Whole Dried Chiles? Yes please! - January 2022
In the past 2 weeks, we’ve put stickers and harvest dates on countless bags and filled up each of those bags with the 2021 harvest of WHOLE DRIED CHILES!!!
Last year, our whole dried chiles sold out way faster than we expected (in 2 weeks!) which is why this year we grew both more varieties (seven!) and just more in general - we can’t wait to see what you cook with them.
Ancho! Mulato! Espelette! Yahualica! Cascabel! Guajillo! Red Serrano!
I’m assuming the 600 pounds of whole dried chiles we have will last for many months but honestly, you all continue to surprise me with how much you love our chiles.
What to Make with Whole Dried Chiles
If you are new to whole dried chiles, a great starting place is our Master Salsa Recipe. Or just start by popping a chile or 2 into your next pot of beans! For those looking for more inspiration, you can try Arcelia’s Mole de Pollo and take a look at our growing list of recipes that use whole dried chiles. We’ll keep adding to this list when we find other delicious recipes out there. Found a recipe that you love that uses whole dried chiles? Send a message to firstname.lastname@example.org with the recipe and we’ll add it to the list.
Notes On 'Sold Out' and Shipping
If you see something go out of stock, it might be that we just need to pack more up. I’ll add a disclaimer to the product listing when we have fully sold out of our inventory of that chile so make sure to sign up for the ‘Back in Stock” emails to ensure you get what you’re looking for. Right now, the only chile we are pretty light on is the ancho.
Additionally, because these chiles are light, but also bulky, it's best to order in quantities of 2, 6 or 10. Odd amounts may result in some ... strangely filled large boxes with high shipping costs.
Winter Rains and Looking Ahead
The rains have poured down on us here in Anderson Valley since the end of October and we’re happy to report that our irrigation pond is filling up. At this time last year, I think we could still see the bottom of the pond and right now, the water level is the highest I’ve ever seen it. We've had over 20 inches of rain and it's only January.

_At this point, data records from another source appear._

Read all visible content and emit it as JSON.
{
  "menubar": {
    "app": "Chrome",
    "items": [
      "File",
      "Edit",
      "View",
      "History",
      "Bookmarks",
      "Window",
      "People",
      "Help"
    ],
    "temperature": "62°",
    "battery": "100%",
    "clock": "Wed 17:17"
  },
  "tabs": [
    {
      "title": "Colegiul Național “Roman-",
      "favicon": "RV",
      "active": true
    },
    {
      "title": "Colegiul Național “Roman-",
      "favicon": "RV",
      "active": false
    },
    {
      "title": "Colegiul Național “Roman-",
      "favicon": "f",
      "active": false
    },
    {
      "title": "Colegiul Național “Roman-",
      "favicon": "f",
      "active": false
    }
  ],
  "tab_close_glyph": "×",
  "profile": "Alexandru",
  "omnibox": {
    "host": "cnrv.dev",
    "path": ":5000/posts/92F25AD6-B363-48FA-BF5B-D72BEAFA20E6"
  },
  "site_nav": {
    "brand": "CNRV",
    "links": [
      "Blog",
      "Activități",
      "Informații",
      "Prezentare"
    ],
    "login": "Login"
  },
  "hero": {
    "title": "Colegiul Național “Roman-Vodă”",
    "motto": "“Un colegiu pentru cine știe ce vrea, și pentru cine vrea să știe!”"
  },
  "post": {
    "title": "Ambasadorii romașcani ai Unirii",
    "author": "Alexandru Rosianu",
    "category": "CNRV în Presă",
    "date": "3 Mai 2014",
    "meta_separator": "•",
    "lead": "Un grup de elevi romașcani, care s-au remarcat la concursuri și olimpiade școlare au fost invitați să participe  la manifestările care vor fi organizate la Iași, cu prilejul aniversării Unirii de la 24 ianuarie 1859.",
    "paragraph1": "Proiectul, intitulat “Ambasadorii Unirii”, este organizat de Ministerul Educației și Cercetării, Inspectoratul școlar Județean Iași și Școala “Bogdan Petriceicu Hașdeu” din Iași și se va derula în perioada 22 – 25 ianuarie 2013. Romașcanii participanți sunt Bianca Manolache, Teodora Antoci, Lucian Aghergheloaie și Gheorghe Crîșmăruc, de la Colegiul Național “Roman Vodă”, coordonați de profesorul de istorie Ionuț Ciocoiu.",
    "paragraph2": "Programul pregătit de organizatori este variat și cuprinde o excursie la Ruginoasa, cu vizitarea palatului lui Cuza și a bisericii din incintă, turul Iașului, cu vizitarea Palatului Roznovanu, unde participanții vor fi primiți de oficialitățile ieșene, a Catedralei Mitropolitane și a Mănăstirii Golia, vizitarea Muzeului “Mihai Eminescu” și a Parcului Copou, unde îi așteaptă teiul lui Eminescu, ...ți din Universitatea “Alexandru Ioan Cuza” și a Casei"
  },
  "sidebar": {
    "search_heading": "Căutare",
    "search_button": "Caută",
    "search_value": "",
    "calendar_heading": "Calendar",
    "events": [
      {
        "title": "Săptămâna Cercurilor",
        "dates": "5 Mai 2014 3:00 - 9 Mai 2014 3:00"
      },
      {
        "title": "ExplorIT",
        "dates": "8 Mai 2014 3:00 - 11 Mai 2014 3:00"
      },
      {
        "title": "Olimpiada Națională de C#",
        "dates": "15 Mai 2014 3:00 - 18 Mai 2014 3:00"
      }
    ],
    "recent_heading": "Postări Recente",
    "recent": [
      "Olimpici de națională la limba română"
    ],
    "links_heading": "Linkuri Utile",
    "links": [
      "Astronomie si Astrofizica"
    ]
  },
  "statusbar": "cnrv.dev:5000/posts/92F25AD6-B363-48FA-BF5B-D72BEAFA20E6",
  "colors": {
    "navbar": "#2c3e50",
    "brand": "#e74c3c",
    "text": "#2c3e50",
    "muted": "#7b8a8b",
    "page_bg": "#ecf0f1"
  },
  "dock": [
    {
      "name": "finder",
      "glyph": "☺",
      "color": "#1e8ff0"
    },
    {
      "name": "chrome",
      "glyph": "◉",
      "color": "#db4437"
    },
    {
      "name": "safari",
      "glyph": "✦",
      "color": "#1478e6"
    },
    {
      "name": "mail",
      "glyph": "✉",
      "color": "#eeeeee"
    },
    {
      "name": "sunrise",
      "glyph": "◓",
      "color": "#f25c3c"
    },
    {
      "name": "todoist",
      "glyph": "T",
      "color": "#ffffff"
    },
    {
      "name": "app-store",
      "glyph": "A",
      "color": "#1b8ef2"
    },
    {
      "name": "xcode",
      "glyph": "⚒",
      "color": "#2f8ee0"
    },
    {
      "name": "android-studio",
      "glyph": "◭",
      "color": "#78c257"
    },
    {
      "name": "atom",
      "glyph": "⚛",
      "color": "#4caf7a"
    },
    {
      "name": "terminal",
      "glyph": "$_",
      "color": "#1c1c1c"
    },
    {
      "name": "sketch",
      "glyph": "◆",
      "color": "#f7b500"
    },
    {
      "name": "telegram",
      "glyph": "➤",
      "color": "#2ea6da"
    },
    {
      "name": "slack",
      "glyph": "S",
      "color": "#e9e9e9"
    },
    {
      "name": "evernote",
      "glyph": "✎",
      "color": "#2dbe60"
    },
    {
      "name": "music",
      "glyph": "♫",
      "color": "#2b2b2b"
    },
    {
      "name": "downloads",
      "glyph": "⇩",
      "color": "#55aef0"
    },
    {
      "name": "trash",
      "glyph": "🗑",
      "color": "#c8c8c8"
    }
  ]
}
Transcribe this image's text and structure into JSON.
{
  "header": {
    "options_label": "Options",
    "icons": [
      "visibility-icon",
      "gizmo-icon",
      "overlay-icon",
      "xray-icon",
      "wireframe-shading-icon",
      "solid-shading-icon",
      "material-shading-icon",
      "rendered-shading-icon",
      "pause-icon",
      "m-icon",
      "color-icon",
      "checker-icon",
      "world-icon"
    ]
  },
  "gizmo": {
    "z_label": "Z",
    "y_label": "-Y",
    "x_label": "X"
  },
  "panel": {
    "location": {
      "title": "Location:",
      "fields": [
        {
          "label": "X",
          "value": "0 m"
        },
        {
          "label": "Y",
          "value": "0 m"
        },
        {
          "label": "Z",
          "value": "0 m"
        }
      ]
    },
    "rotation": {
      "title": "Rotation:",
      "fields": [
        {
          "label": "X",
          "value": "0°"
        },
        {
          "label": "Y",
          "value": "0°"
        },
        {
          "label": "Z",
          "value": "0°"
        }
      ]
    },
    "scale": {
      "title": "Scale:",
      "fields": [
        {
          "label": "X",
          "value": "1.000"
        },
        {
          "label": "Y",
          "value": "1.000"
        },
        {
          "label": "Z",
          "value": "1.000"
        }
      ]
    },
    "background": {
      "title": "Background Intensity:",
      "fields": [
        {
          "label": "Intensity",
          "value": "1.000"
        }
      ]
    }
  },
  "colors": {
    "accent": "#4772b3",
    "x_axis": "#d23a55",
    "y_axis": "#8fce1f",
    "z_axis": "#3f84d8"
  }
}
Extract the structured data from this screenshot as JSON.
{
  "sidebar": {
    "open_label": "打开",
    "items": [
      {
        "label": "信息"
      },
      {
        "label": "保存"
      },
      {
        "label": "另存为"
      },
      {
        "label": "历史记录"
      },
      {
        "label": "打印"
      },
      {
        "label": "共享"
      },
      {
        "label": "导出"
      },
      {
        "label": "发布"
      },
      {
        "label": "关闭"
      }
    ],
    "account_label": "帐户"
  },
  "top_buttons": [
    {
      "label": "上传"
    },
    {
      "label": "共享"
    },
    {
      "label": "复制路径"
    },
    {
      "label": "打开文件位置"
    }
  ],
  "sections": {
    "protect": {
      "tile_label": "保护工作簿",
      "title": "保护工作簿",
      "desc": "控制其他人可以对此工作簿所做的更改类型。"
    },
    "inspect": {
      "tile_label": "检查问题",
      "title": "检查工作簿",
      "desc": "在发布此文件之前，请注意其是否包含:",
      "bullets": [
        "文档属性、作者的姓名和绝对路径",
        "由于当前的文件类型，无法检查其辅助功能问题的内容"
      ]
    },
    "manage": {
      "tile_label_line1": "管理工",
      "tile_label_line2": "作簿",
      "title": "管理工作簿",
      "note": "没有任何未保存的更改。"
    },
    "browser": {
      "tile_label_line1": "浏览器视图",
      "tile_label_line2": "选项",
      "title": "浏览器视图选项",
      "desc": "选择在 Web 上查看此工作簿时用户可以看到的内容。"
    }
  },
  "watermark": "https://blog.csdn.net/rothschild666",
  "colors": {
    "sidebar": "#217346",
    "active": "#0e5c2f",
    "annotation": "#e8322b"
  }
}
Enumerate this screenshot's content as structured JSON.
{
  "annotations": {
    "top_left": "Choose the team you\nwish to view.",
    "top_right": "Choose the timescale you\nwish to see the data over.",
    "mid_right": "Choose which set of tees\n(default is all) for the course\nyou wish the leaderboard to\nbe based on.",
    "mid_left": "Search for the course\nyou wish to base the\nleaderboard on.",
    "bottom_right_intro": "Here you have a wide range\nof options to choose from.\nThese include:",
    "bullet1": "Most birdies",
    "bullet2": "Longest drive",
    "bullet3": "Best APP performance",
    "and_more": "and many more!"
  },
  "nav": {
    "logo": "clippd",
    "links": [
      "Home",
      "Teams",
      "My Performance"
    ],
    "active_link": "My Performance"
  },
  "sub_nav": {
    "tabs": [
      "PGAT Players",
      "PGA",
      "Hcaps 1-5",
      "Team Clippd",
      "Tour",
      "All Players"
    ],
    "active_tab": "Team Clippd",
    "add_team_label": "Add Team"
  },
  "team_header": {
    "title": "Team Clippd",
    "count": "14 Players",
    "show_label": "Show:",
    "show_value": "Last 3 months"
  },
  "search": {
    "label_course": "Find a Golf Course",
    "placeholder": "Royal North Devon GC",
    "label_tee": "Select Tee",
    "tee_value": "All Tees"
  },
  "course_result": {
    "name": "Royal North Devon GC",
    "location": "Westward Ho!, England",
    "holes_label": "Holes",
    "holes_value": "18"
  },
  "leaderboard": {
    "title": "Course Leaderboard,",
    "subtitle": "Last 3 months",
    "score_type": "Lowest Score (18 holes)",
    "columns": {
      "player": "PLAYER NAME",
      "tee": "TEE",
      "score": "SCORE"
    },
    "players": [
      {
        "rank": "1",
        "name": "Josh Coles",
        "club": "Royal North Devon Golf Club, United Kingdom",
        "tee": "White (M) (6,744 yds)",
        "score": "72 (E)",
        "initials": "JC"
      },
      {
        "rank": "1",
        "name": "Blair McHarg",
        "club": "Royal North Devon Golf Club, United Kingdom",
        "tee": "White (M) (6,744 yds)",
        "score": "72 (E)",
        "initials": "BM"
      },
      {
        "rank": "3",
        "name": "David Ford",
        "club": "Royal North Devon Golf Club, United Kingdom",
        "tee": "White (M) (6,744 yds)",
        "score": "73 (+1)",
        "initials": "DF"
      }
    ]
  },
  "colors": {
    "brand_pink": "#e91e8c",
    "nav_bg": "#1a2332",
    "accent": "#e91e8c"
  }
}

There’s daffodils blooming (yes, too early) but the lush winter grasses are tinted yellow after a hard frost and cold weather just before the New Year.
Our cover crop is slowing growing in and we’re already flipping the greenhouse over from chile drying zone to chile growing zone. We’ll wait to start germinating all our seeds till next month but we’re deep in 2022 planning mode with any seeds we need on order and are trying to find the right balance between growth and what our bodies and spirits find realistic and enjoyable. We went a little wild in 2021, growing more varieties of chiles than we ever had before which was utterly exhausting. This year, we’re cutting out what either didn’t work well or was just too much (a sad goodbye to Dakota Black popcorn and Aji Limon chiles that you probably didn’t even know we were growing). Cutting things back a bit and focusing on what we know we're good at will be a welcome change this year.
Oh! Two very lovely articles about us came out at the end of the year. Check out these great pieces from California Grown and Modern Farmer!
What We're Cooking
- I’ve made this new Minestrone Soup with Piment Fried Croutons about 3 times in the past few weeks. It was even part of our Christmas Day meal! It’s nourishing, comforting, and perfect on a rainy/snowy (depending on where you live in the country) evening.
- Also a hit for us at the end of the year was multiple batches of Piment Party Snack Mix. We did not bring it to any parties, but we did eat the majority of it on our own. It’s flavorful, spicy, and a great snack.
- And we’ll continue to work through this list of different foods to cook with whole dried chiles! On our menu for this week is Chili Colorado, and we’ll be giving a go at making Thai Red Curry Paste (both recommended by my all time favorite author Robin Sloan) and Burmese Chicken braised with turmeric and coconut milk!